▶ **The problem**
Go through the data below and return each line where the string "JSON" appears.

(Entries from a dataset of interfaces)
▼

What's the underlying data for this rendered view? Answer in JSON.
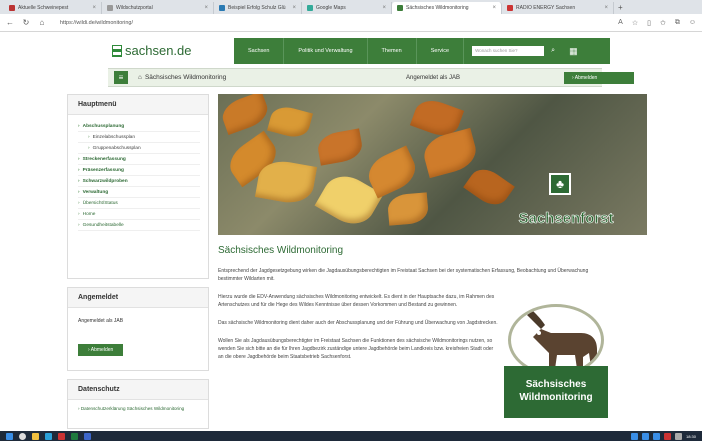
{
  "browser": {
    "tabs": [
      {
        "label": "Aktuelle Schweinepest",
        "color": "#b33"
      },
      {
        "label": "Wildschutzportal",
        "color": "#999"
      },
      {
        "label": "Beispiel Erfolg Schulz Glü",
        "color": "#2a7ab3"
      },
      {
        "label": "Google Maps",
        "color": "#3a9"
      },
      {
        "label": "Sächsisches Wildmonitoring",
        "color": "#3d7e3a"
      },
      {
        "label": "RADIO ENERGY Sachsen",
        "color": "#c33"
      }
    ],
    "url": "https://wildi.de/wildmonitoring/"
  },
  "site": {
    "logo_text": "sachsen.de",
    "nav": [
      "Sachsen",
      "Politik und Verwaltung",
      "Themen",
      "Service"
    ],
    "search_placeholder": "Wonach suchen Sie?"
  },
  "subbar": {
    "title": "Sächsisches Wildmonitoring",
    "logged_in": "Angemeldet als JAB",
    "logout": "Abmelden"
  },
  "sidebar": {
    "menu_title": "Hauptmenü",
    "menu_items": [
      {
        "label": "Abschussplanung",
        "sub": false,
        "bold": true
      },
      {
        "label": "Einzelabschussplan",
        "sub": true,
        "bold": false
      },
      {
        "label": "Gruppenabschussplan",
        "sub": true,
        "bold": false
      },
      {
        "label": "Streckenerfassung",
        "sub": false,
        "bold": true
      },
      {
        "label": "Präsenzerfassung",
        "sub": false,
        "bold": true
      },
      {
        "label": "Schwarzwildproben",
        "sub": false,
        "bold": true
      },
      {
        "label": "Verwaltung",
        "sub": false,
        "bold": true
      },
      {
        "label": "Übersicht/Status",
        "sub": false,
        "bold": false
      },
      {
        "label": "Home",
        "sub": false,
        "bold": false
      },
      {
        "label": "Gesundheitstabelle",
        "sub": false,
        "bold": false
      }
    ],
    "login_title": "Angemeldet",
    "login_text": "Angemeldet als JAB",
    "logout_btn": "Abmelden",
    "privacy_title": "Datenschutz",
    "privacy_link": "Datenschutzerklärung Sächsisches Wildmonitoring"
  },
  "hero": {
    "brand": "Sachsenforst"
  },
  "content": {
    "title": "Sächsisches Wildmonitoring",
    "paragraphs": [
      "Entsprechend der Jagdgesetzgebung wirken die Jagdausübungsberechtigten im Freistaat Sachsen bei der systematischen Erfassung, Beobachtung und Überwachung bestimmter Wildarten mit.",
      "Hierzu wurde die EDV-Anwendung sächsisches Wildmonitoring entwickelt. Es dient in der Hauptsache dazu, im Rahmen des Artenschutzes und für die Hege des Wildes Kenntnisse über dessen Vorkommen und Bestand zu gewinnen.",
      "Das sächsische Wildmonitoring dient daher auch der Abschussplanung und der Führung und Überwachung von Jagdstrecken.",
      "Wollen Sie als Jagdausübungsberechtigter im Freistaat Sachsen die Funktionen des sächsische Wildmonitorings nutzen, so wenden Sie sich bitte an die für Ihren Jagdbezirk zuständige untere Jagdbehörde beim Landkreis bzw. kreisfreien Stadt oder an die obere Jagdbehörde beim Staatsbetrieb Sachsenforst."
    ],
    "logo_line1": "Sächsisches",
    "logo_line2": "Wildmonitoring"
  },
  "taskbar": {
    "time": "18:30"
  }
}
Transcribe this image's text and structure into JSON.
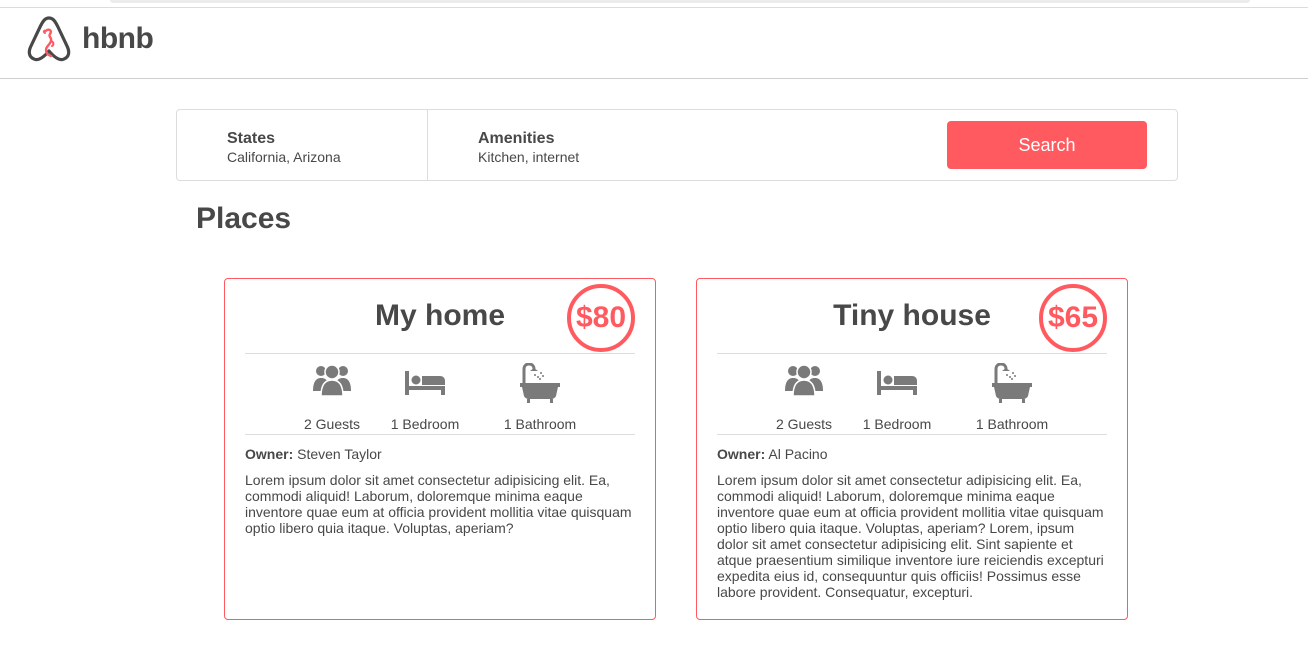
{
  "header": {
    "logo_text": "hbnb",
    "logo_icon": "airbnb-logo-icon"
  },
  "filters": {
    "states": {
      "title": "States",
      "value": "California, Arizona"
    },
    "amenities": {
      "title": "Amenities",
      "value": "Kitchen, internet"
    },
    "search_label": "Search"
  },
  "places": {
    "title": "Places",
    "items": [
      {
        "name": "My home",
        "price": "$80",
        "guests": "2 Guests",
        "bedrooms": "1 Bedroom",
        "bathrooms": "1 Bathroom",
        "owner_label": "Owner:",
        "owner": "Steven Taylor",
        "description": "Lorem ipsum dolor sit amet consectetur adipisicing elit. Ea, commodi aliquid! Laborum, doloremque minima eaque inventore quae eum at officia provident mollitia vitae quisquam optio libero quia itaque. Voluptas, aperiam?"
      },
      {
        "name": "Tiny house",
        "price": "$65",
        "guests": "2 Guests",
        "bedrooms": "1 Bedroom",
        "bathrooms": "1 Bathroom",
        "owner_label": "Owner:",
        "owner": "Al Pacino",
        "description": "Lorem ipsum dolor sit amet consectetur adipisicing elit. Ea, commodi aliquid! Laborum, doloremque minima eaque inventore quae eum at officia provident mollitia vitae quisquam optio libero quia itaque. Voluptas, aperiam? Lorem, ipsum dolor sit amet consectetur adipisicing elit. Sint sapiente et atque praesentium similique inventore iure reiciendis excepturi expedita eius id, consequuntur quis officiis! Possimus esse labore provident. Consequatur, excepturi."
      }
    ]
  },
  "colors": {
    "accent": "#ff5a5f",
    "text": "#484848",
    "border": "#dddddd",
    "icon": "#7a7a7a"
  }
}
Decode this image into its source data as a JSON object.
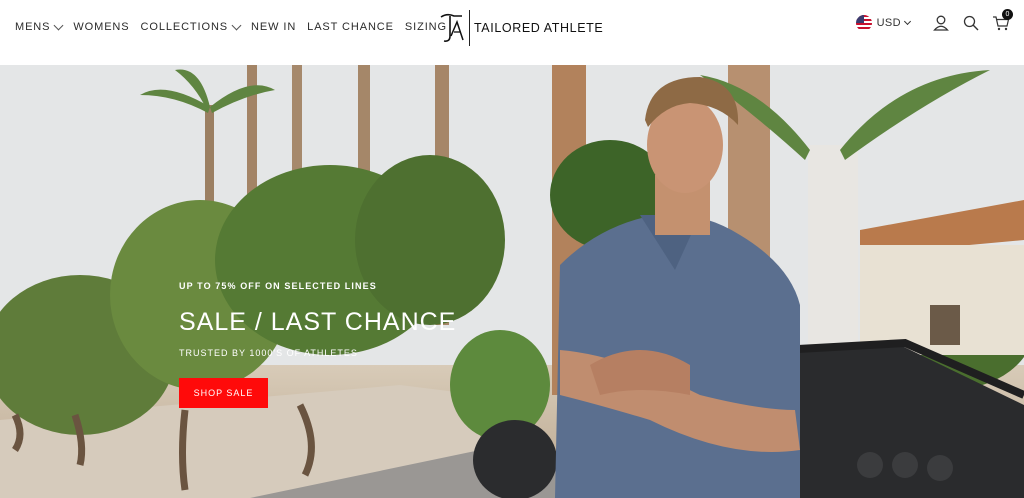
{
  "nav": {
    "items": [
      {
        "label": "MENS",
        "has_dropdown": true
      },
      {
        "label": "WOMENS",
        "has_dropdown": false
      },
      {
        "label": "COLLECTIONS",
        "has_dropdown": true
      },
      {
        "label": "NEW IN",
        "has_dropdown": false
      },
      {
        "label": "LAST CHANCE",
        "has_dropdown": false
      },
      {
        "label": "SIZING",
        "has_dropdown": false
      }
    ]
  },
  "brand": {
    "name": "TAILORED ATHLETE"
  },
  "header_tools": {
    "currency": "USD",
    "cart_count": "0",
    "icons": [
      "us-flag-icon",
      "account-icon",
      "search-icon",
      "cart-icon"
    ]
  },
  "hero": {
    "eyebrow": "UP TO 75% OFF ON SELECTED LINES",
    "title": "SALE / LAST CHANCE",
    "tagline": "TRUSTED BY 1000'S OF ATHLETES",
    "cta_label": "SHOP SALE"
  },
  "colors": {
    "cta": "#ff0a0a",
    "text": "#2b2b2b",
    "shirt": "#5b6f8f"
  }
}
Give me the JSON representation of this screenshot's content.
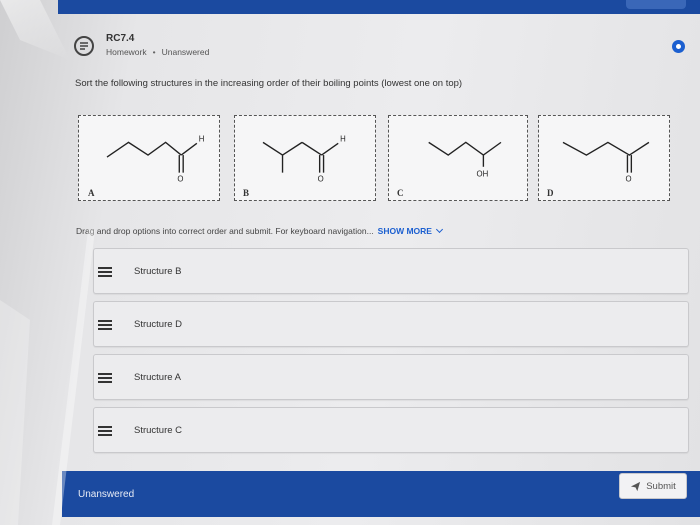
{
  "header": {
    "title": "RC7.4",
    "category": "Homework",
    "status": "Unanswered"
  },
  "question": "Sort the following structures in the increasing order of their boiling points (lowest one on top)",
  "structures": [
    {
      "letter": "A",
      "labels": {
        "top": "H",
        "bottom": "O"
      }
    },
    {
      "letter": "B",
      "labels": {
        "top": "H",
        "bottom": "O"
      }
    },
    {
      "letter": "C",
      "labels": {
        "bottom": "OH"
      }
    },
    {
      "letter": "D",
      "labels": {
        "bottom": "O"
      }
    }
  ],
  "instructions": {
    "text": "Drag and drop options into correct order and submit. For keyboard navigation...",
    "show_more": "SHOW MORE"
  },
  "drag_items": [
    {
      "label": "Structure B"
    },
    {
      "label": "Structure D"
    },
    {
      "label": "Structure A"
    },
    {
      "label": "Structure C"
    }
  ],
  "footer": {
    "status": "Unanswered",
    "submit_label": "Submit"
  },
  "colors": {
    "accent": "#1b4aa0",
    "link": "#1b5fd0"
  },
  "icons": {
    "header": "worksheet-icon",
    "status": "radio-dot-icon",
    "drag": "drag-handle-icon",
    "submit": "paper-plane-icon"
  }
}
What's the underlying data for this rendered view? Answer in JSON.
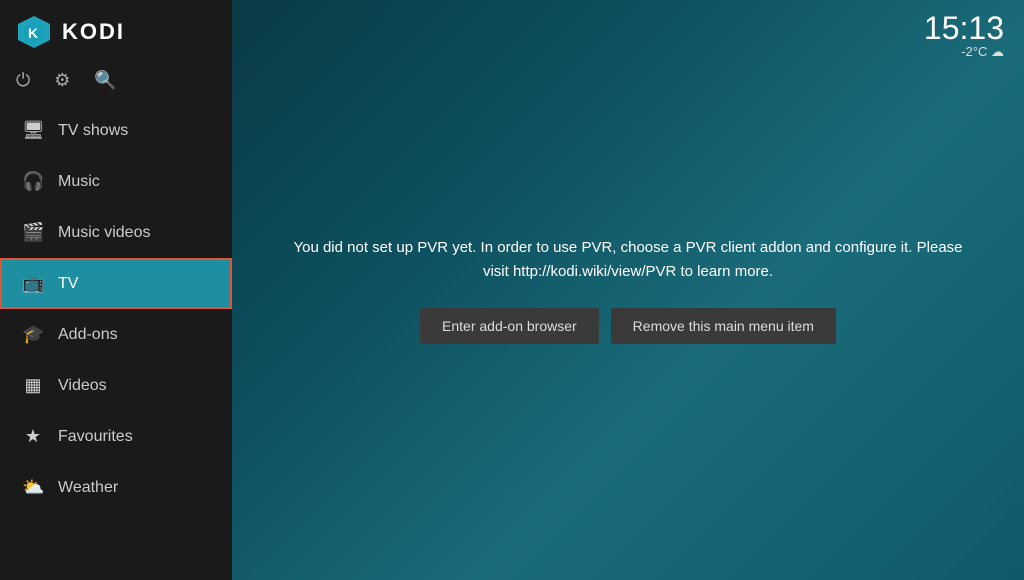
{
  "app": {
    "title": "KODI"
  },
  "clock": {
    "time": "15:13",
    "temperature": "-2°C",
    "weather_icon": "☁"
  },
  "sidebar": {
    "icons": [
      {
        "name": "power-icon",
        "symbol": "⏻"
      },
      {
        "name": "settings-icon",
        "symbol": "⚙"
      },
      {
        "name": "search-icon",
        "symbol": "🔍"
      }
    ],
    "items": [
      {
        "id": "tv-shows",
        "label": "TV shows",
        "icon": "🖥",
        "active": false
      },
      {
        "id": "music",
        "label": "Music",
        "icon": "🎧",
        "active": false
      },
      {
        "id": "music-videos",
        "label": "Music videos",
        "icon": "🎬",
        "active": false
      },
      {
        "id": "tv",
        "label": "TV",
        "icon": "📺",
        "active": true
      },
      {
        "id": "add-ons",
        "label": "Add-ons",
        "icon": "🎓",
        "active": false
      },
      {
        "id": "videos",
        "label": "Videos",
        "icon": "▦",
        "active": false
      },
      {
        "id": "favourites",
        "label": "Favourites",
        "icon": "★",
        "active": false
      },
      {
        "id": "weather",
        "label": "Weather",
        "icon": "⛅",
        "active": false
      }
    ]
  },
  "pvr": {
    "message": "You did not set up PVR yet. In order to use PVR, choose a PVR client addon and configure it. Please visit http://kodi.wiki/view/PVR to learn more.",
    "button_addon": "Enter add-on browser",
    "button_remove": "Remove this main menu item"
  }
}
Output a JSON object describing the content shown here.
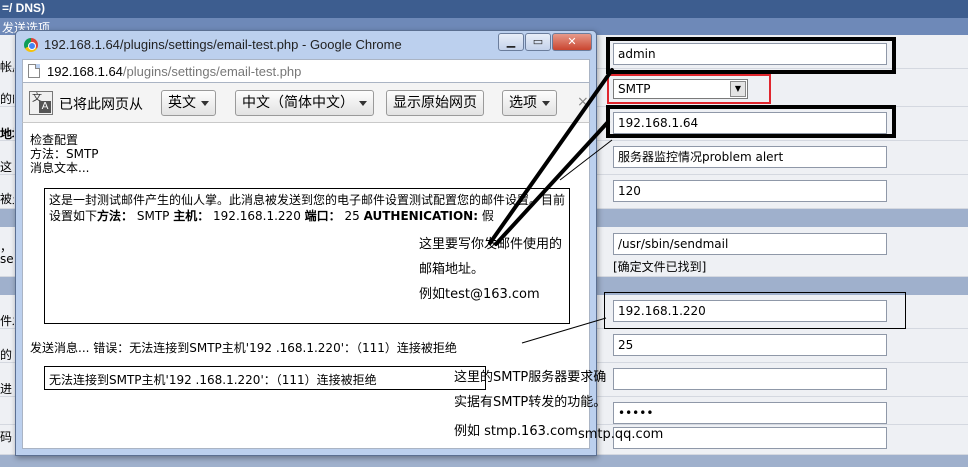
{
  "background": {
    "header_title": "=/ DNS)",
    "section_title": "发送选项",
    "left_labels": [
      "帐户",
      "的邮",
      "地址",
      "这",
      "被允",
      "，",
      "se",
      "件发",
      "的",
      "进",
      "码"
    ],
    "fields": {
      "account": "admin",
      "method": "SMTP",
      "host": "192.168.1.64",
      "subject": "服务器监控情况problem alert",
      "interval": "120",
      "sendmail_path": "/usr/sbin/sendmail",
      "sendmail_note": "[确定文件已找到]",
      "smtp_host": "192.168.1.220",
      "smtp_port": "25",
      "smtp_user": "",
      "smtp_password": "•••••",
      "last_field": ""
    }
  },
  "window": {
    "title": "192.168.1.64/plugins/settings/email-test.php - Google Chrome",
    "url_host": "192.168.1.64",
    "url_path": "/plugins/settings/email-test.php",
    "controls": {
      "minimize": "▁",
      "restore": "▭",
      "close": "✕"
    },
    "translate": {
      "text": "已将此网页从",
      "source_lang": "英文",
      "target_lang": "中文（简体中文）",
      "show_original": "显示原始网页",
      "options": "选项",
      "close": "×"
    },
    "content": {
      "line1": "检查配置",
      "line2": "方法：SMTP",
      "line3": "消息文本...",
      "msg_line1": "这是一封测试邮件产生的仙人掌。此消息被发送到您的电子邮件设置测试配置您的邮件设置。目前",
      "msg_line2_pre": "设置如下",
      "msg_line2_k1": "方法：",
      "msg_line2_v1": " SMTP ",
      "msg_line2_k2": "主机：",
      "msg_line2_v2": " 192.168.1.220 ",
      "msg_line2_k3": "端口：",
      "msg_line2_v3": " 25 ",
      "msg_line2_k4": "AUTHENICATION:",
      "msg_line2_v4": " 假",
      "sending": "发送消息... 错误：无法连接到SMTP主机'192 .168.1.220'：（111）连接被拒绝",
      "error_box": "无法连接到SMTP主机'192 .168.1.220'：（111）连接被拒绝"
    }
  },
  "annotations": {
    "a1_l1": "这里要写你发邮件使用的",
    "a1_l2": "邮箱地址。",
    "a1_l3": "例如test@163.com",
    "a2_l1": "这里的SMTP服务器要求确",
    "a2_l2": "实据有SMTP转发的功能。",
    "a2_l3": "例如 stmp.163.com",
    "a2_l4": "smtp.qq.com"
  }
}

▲

▶ **Written reply**
What's the underlying data for this rendered view? Answer in JSON.
Transcribe this image's text and structure into JSON.
Decode this image into its source data as a JSON object.
Give me the JSON representation of this screenshot's content.
What's the underlying data for this rendered view? Answer in JSON.
Output a JSON object describing the content shown here.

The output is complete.